J.D. hired Friedman Disability in 2011 to represent her in her claim for service connection for post-traumatic stress disorder (PTSD), which had been denied by the VA in 2010. J.D. served in the United States Army from 1975 to 1978
and was sexually assaulted by another service member during her military service.
Although J.D. had provided consistent and corroborating testimony from several lay witnesses, all of whom served with her in the Army during the period in which the assault occurred, the VA did not find her account of the incident credible and denied her claim for service connection for PTSD. The VA also ignored the opinion of its own examining psychologist who examined J.D. and found that (1) her PTSD was most likely a result of her claimed military sexual trauma and (2) that her alleged in-service sexual assert occurred.
After obtaining sworn declarations from additional witnesses who served in the Army with J.D. at the time of her assault as well as J.D.’s treating psychiatrist, Friedman Disability filed a Notice of Disagreement (NOD) on her behalf that led to a favorable rating decision awarding her a 70 percent schedular rating for her service-connected PTSD effective 2009, when she first filed her claim for service connection. This resulted in an award of over $67,000 in past-due benefits. However, the 70 percent schedular disability rating failed to consider the severity of J.D.’s condition and the fact that it had completely prevented her from following any substantially gainful occupation (SGO) since at least 2008.

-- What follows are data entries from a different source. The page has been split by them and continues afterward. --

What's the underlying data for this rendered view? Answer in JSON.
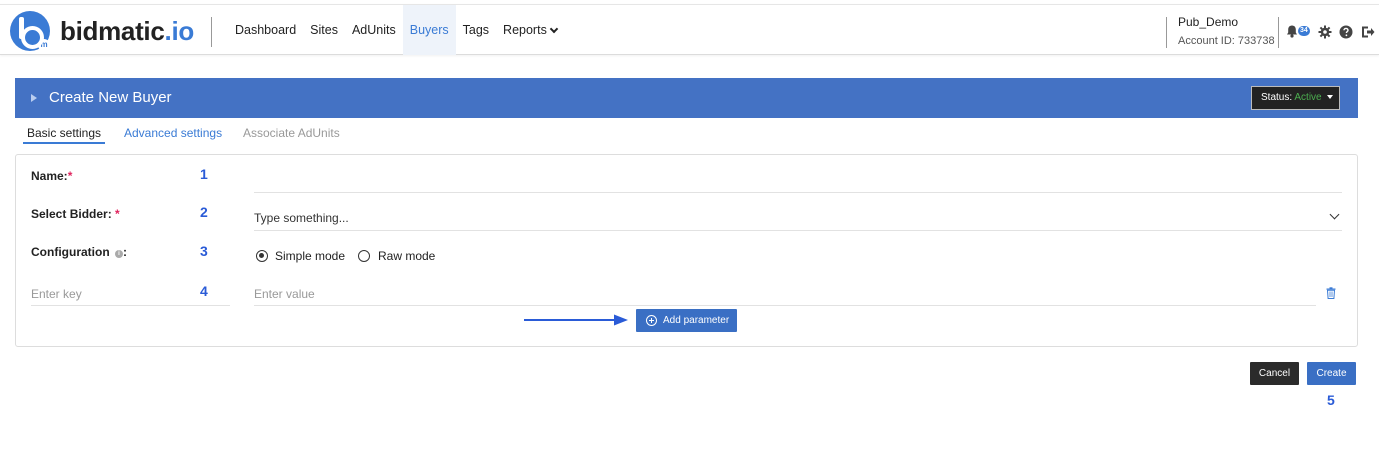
{
  "brand": {
    "name_main": "bidmatic",
    "name_suffix": ".io",
    "logo_sub": "m"
  },
  "nav": {
    "items": [
      {
        "label": "Dashboard"
      },
      {
        "label": "Sites"
      },
      {
        "label": "AdUnits"
      },
      {
        "label": "Buyers",
        "active": true
      },
      {
        "label": "Tags"
      },
      {
        "label": "Reports"
      }
    ]
  },
  "account": {
    "name": "Pub_Demo",
    "id_text": "Account ID: 733738"
  },
  "notifications": {
    "count": "34"
  },
  "header": {
    "title": "Create New Buyer",
    "status_label": "Status:",
    "status_value": "Active"
  },
  "tabs": [
    {
      "label": "Basic settings",
      "state": "active"
    },
    {
      "label": "Advanced settings",
      "state": "link"
    },
    {
      "label": "Associate AdUnits",
      "state": "disabled"
    }
  ],
  "form": {
    "name_label": "Name:",
    "bidder_label": "Select Bidder:",
    "bidder_placeholder": "Type something...",
    "config_label": "Configuration",
    "config_colon": ":",
    "modes": [
      {
        "label": "Simple mode",
        "selected": true
      },
      {
        "label": "Raw mode",
        "selected": false
      }
    ],
    "key_placeholder": "Enter key",
    "value_placeholder": "Enter value",
    "add_param_label": "Add parameter",
    "required_mark": "*"
  },
  "annotations": {
    "n1": "1",
    "n2": "2",
    "n3": "3",
    "n4": "4",
    "n5": "5"
  },
  "actions": {
    "cancel_label": "Cancel",
    "create_label": "Create"
  },
  "colors": {
    "accent": "#3a7bd5",
    "header_bar": "#4472c4",
    "required": "#e0245e",
    "status_active": "#4caf50",
    "annotation": "#2a5bd7"
  },
  "icons": [
    "bell-icon",
    "gear-icon",
    "help-icon",
    "logout-icon",
    "info-icon",
    "trash-icon",
    "plus-circle-icon",
    "chevron-down-icon"
  ]
}
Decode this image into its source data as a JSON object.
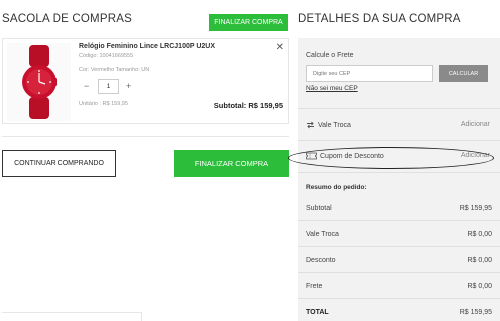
{
  "cart": {
    "title": "SACOLA DE COMPRAS",
    "finalize_top": "FINALIZAR COMPRA",
    "item": {
      "name": "Relógio Feminino Lince LRCJ100P U2UX",
      "code": "Código: 10041669555",
      "variant": "Cor: Vermelho Tamanho: UN",
      "quantity": "1",
      "unit_price": "Unitário : R$ 159,95",
      "subtotal": "Subtotal: R$ 159,95",
      "image_icon": "red-wristwatch"
    },
    "continue_label": "CONTINUAR COMPRANDO",
    "finalize_bottom": "FINALIZAR COMPRA"
  },
  "details": {
    "title": "DETALHES DA SUA COMPRA",
    "shipping_label": "Calcule o Frete",
    "cep_placeholder": "Digite seu CEP",
    "calc_label": "CALCULAR",
    "cep_link": "Não sei meu CEP",
    "vale_troca": {
      "label": "Vale Troca",
      "action": "Adicionar"
    },
    "cupom": {
      "label": "Cupom de Desconto",
      "action": "Adicionar"
    },
    "summary": {
      "heading": "Resumo do pedido:",
      "subtotal": {
        "label": "Subtotal",
        "value": "R$ 159,95"
      },
      "vale_troca": {
        "label": "Vale Troca",
        "value": "R$ 0,00"
      },
      "desconto": {
        "label": "Desconto",
        "value": "R$ 0,00"
      },
      "frete": {
        "label": "Frete",
        "value": "R$ 0,00"
      },
      "total": {
        "label": "TOTAL",
        "value": "R$ 159,95"
      }
    }
  },
  "colors": {
    "accent_green": "#2cbe3a",
    "panel_bg": "#f2f2f2",
    "calc_button": "#8a8a8a",
    "product_red": "#c8102e"
  }
}
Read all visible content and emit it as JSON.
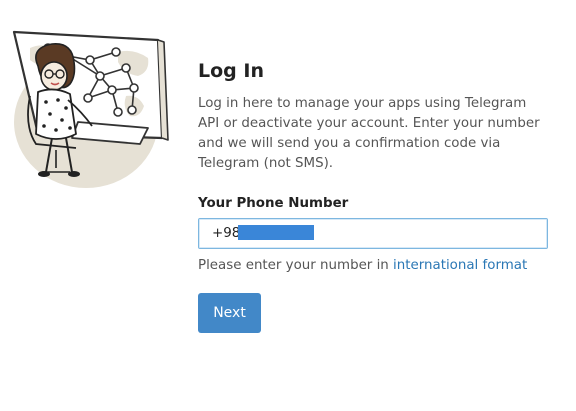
{
  "login": {
    "title": "Log In",
    "description": "Log in here to manage your apps using Telegram API or deactivate your account. Enter your number and we will send you a confirmation code via Telegram (not SMS).",
    "phone_label": "Your Phone Number",
    "phone_value": "+98",
    "hint_prefix": "Please enter your number in ",
    "hint_link": "international format",
    "next_label": "Next"
  },
  "illustration": {
    "icon": "woman-at-network-screen-illustration"
  },
  "colors": {
    "accent": "#4288c8",
    "link": "#2a77b5",
    "input_focus_border": "#7db7e0",
    "redaction": "#3a86d8"
  }
}
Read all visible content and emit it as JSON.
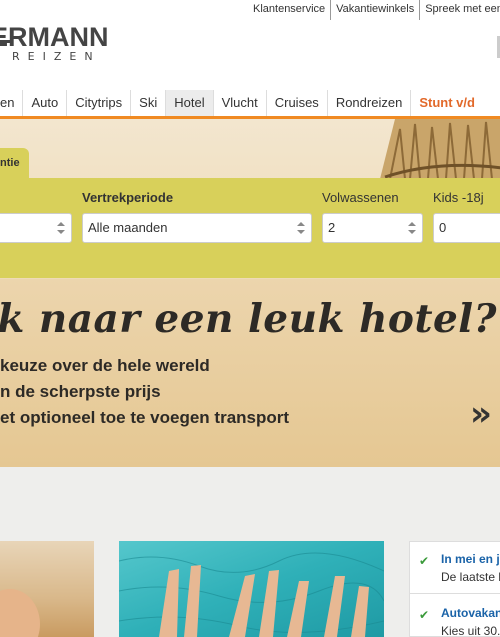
{
  "toplinks": [
    "Klantenservice",
    "Vakantiewinkels",
    "Spreek met een vak"
  ],
  "logo": {
    "line1": "ERMANN",
    "line2": "REIZEN"
  },
  "nav": [
    "en",
    "Auto",
    "Citytrips",
    "Ski",
    "Hotel",
    "Vlucht",
    "Cruises",
    "Rondreizen",
    "Stunt v/d"
  ],
  "search": {
    "tab_label": "ntie",
    "period_label": "Vertrekperiode",
    "period_value": "Alle maanden",
    "adults_label": "Volwassenen",
    "adults_value": "2",
    "kids_label": "Kids -18j",
    "kids_value": "0"
  },
  "hero": {
    "title": "ek naar een leuk hotel?",
    "lines": [
      "keuze over de hele wereld",
      "n de scherpste prijs",
      "et optioneel toe te voegen transport"
    ],
    "arrow": "»"
  },
  "usp": [
    {
      "title": "In mei en ju",
      "text": "De laatste k"
    },
    {
      "title": "Autovakan",
      "text": "Kies uit 30."
    }
  ],
  "colors": {
    "nav_accent": "#f08a22",
    "search_bg": "#d8d05a",
    "stunt_text": "#e2692a",
    "usp_title": "#1a63a8"
  }
}
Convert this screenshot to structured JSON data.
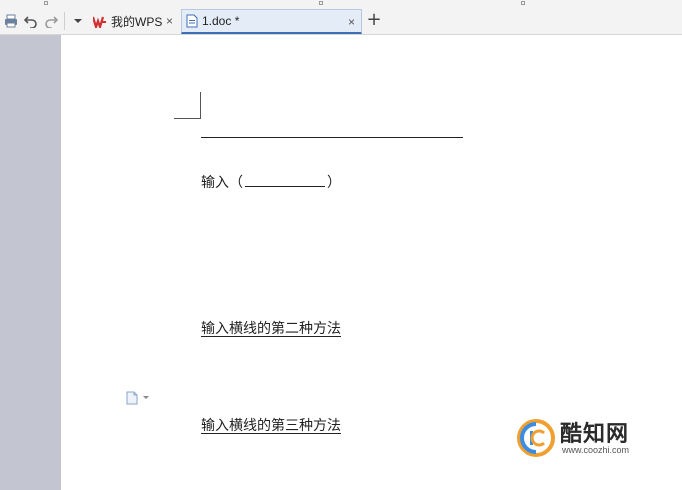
{
  "tabs": [
    {
      "label": "我的WPS",
      "close": "×"
    },
    {
      "label": "1.doc *",
      "close": "×"
    }
  ],
  "new_tab": "+",
  "document": {
    "input_prefix": "输入（",
    "input_suffix": "）",
    "line2": "输入横线的第二种方法",
    "line3": "输入横线的第三种方法"
  },
  "watermark": {
    "title": "酷知网",
    "url": "www.coozhi.com"
  },
  "colors": {
    "wps_red": "#d32f2f",
    "sidebar": "#c3c5d0",
    "active_tab_border": "#3d6fb6"
  }
}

By assigning J.D. only a 70 percent schedular disability rating, the VA asserted that J.D. was still able to work on a substantially gainful basis but failed to identify any competitive jobs that J.D. could actually perform given the limitations that the VA itself found J.D. had as a result of her service-connected PTSD. As a result, our office appealed this decision’s implicit denial of J.D.’s inferred, informal claim for a total disability rating based on individual unemployability (TDIU).
Ultimately, the VA granted J.D. a TDIU rating effective 2009, resulting in an award of more than $137,000 in additional past-due benefits in addition to current disability paid at the 100 percent rate.